Consent for publication

Results of this project will be published in peer-reviewed journals and academic conferences regardless of results. Unidentified participant-level data may be released publicly after 3 years of the completion and publication results from primary and secondary outcomes. Results from primary outcomes (1) and (2) (see the “Primary outcomes” section) will be published first and could be in separate papers.

Findings derived from this study will communicate with participants in a group meeting to provide a simplified knowledge about neural mechanisms underlying of food craving and eating behaviors.

Competing interests

The authors declare that they have no competing interests.

Additional information

Publisher’s Note

Springer Nature remains neutral with regard to jurisdictional claims in published maps and institutional affiliations.

Rights and permissions

Open Access This article is licensed under a Creative Commons Attribution 4.0 International License, which permits use, sharing, adaptation, distribution and reproduction in any medium or format, as long as you give appropriate credit to the original author(s) and the source, provide a link to the Creative Commons licence, and indicate if changes were made. The images or other third party material in this article are included in the article's Creative Commons licence, unless indicated otherwise in a credit line to the material. If material is not included in the article's Creative Commons licence and your intended use is not permitted by statutory regulation or exceeds the permitted use, you will need to obtain permission directly from the copyright holder.

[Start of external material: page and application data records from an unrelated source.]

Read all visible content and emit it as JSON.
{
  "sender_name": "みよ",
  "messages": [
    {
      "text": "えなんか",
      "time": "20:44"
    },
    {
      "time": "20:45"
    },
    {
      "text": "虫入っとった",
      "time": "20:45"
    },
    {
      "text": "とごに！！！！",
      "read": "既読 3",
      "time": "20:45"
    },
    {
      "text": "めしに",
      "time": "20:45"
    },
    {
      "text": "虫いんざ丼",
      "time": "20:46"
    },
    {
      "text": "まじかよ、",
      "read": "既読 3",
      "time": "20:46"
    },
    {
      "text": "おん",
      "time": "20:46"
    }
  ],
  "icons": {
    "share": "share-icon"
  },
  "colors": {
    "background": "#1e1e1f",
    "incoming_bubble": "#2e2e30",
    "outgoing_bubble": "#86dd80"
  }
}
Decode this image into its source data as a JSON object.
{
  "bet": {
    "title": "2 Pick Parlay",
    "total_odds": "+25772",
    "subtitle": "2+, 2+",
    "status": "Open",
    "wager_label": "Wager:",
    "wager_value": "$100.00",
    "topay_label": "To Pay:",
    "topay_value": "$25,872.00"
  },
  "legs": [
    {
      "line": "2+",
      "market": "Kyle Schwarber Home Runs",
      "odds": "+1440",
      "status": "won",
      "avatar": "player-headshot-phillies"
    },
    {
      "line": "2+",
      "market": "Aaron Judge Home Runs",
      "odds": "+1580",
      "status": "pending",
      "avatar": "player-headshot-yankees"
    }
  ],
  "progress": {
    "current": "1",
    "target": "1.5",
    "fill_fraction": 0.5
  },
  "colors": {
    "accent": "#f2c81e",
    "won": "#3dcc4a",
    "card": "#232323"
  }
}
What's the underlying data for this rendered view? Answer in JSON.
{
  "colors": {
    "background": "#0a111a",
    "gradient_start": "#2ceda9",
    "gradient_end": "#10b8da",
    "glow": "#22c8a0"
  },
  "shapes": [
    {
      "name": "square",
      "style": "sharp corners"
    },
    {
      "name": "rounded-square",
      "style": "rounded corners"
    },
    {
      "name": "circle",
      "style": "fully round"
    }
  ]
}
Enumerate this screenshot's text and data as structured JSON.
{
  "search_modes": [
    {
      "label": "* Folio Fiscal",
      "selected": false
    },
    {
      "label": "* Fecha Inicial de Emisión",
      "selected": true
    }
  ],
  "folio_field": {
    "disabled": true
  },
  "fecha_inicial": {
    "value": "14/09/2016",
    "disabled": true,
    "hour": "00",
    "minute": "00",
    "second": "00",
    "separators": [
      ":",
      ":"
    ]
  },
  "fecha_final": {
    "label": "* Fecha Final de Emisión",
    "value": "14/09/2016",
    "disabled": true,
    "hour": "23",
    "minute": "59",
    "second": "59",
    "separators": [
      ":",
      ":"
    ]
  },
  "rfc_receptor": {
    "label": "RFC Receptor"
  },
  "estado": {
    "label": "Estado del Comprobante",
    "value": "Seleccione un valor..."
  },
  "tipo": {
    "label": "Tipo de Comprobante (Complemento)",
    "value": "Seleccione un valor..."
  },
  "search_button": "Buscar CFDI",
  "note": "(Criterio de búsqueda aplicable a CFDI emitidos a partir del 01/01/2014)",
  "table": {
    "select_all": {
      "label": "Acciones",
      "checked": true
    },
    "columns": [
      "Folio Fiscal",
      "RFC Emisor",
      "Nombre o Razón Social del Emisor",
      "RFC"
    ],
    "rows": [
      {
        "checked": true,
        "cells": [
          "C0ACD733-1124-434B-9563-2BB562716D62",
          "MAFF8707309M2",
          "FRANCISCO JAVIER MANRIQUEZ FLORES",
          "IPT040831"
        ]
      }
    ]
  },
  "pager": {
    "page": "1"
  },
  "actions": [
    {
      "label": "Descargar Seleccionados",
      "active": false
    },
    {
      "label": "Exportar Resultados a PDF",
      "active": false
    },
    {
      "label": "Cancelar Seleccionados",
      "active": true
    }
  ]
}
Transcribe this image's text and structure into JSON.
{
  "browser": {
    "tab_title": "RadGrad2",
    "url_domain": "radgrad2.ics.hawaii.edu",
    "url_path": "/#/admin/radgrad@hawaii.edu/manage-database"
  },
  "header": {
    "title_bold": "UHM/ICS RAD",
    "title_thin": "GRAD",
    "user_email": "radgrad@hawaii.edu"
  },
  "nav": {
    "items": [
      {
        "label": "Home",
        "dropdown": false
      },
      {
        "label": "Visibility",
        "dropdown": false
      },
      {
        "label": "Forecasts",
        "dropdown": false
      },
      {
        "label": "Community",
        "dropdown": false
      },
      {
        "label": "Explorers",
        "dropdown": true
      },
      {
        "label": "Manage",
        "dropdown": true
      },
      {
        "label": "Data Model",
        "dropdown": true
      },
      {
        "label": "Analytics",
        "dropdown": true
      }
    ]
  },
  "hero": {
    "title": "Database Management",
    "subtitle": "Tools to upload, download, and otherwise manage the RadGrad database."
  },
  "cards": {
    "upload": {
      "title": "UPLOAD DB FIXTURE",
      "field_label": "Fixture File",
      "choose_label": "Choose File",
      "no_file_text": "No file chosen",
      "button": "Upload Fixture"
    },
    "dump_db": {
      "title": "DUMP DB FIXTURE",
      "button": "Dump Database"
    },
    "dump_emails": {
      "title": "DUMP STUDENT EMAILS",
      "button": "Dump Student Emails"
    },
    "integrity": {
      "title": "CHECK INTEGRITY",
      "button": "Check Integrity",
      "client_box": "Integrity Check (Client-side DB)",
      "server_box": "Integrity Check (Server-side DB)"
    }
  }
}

To view a copy of this licence, visit http://creativecommons.org/licenses/by/4.0/. The Creative Commons Public Domain Dedication waiver (http://creativecommons.org/publicdomain/zero/1.0/) applies to the data made available in this article, unless otherwise stated in a credit line to the data.

Reprints and Permissions

About this article

Verify currency and authenticity via CrossMark

Cite this article

Ghobadi-Azbari, P., Malmir, N., Vartanian, M. et al. Transcranial direct current stimulation to modulate brain reactivity to food cues in overweight and obese adults: study protocol for a randomized controlled trial with fMRI (NeuroStim-Obesity). Trials 23, 297 (2022). https://doi.org/10.1186/s13063-022-06234-8

Download citation

  • Received:

  • Accepted:

  • Published:

  • DOI: https://doi.org/10.1186/s13063-022-06234-8

Keywords

  • Obesity
  • Food craving
  • Transcranial direct current stimulation (tDCS)
  • Functional magnetic resonance imaging (fMRI)
  • Diffusion tensor imaging (DTI)
  • Dorsolateral prefrontal cortex (DLPFC)